In the end, though, I counted up what I'd sewn - 21 items, including a couple of jackets, a cardigan, several t-shirts, a couple of skirts, blouses and dresses. Not bad. The collage shows some of what I've sewn. I get awfully tired of posing for photos and seeing so much of myself.

When I gave myself the challenge, I had no idea that I'd be working so much. I felt like a bit of a failure having to purchase clothing, but when I sat back and took a look at my life, I gave myself permission to change things up. Circumstances change so expectations of what can be accomplished have to change, too. And in the end, I'm pleased with most of what I've sewn. Just one real wadder. 

Have I challenged myself the same thing this year? Nope. I'm still teaching. But I'm continuing to sew slowly, when I have the energy and focus. It's something to enjoy, not a duty to perform.

Have you had to adjust expectations recently? Any challenges you've set yourself?  

Sunday, January 03, 2016

January Quiet

10 AM on January 2, East Sooke Park, walking towards the water

Is any month more conducive to dreaming than January? The earth tilts ever so slowly towards the sun; cold settles deep into the land. Life is centered indoors, where fires glow and soups and stews provide sustaining warmth.  

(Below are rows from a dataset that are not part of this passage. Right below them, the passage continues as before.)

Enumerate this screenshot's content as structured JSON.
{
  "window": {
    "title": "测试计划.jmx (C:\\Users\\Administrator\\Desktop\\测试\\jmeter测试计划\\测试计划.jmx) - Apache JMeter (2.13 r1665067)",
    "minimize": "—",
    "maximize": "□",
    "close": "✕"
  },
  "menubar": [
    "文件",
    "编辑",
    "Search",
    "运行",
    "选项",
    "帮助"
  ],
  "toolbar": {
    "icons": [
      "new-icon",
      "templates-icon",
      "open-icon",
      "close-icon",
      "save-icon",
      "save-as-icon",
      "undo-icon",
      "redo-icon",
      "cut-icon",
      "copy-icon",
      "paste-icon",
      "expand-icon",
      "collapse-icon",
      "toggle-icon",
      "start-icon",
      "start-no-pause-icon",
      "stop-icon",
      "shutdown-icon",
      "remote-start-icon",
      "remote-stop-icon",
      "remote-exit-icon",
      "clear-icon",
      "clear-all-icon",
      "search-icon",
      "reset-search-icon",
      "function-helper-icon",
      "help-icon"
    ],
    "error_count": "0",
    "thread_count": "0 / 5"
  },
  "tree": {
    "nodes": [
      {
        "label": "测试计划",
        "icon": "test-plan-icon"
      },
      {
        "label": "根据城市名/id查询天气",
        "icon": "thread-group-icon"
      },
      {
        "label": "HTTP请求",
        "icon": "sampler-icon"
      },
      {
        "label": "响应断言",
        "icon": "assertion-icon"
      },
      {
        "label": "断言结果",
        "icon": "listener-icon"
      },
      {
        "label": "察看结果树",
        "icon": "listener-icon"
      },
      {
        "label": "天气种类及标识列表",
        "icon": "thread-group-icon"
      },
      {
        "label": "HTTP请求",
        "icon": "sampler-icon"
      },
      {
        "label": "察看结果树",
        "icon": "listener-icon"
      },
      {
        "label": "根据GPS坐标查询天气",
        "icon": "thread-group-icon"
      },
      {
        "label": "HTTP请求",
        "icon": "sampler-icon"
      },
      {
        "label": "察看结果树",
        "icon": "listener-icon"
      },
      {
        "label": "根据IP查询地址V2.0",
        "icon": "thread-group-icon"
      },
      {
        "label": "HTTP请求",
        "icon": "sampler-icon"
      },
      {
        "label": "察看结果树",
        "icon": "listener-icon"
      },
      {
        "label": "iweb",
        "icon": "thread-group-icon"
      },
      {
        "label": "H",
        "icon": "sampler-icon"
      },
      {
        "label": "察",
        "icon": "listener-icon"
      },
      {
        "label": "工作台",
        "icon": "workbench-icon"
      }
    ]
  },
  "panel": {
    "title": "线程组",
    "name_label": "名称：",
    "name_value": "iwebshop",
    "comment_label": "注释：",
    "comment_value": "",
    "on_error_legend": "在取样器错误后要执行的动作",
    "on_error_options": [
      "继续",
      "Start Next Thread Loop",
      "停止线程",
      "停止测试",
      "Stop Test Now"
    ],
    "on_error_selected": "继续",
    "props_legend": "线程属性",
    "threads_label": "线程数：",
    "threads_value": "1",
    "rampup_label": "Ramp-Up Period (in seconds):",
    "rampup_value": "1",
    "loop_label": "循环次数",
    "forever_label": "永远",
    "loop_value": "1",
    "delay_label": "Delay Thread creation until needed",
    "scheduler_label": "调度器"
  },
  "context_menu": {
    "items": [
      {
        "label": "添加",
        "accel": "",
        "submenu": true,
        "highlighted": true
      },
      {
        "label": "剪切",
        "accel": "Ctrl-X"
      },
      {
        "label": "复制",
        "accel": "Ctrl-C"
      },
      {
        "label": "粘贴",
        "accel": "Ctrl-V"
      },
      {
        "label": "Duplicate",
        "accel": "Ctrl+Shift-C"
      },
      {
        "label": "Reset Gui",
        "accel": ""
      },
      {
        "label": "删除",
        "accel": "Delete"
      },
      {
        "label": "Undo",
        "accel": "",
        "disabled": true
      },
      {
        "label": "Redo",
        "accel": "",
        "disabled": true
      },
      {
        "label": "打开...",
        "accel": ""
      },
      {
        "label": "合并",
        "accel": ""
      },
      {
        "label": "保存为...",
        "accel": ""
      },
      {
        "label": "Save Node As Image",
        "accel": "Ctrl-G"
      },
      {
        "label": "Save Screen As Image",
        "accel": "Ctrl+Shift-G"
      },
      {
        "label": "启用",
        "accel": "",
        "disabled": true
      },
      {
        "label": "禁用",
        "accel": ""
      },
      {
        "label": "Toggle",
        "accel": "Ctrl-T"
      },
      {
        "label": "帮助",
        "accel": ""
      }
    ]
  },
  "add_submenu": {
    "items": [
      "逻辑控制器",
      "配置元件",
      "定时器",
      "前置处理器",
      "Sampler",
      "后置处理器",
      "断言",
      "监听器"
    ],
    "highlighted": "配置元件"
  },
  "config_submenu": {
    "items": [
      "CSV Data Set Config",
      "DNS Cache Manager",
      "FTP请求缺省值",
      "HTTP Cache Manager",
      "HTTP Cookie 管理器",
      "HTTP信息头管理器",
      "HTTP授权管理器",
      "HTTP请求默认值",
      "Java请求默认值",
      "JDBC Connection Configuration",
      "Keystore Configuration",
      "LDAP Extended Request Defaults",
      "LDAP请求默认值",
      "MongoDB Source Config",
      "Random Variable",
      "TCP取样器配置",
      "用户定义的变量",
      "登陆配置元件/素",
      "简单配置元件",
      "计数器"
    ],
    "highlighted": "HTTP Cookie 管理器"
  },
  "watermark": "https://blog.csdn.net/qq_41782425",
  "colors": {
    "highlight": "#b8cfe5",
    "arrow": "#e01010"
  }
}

Moss drips from the trees against a tangle of rocks and driftwood along the shore - East Sooke Park

Gardeners dream of colour and make long lists from the seed catalogues. Travelers begin thinking of trips to take. It's a good month to consider home improvements. Considering takes time and thought, not energy, and I enjoy the considering after a day of teaching. 

Arbutus tree bark detail 

After the rush of December, this month is ideal for delving into new interests - a photography course, writing down family stories, learning upholstery, starting ( or picking up again) a new embroidery or knitting project. I'm currently working on sewing a shirt.

Detail from moss/lichen/fern growth on a rock

I like to read recipe books in the evening and consider what I might make in the next week or two - a chicken pot pie, a fresh salad, or perhaps a vanilla cake with whipped cream. 

After the Christmas decor is boxed away for another year, the house can benefit by changing things up a little. Today, the paper whites are blooming on the mantel, tall and fragrant, flanked by tea lights set into vases with sea glass.

Looking westward from Beechy Head in East Sooke Park

Not all of January is white and grey. When the sun burns through the clouds, invigorating colour appears. I feel more energetic and am glad to bundle up and go for a walk or hike. 

Tea on a rock at Beechy Head, East Sooke Park

And always, there is tea, indoors or out. Copious cups of varying flavours delight my taste buds.  

In January, my heart is warm from the glow of Christmas, and I welcome the quiet. January is a month for thinking and pondering, providing moments of peace in which to plan for the months ahead.  

How will you make the most of January days?

Linking to No Place Like Home, hosted by Sandi.  

Of Spare Rooms and House Guests

  If you've ever read L. M. Montgomery's Anne of Green Gables , you'll remember the importance of the spare room. It was a long-...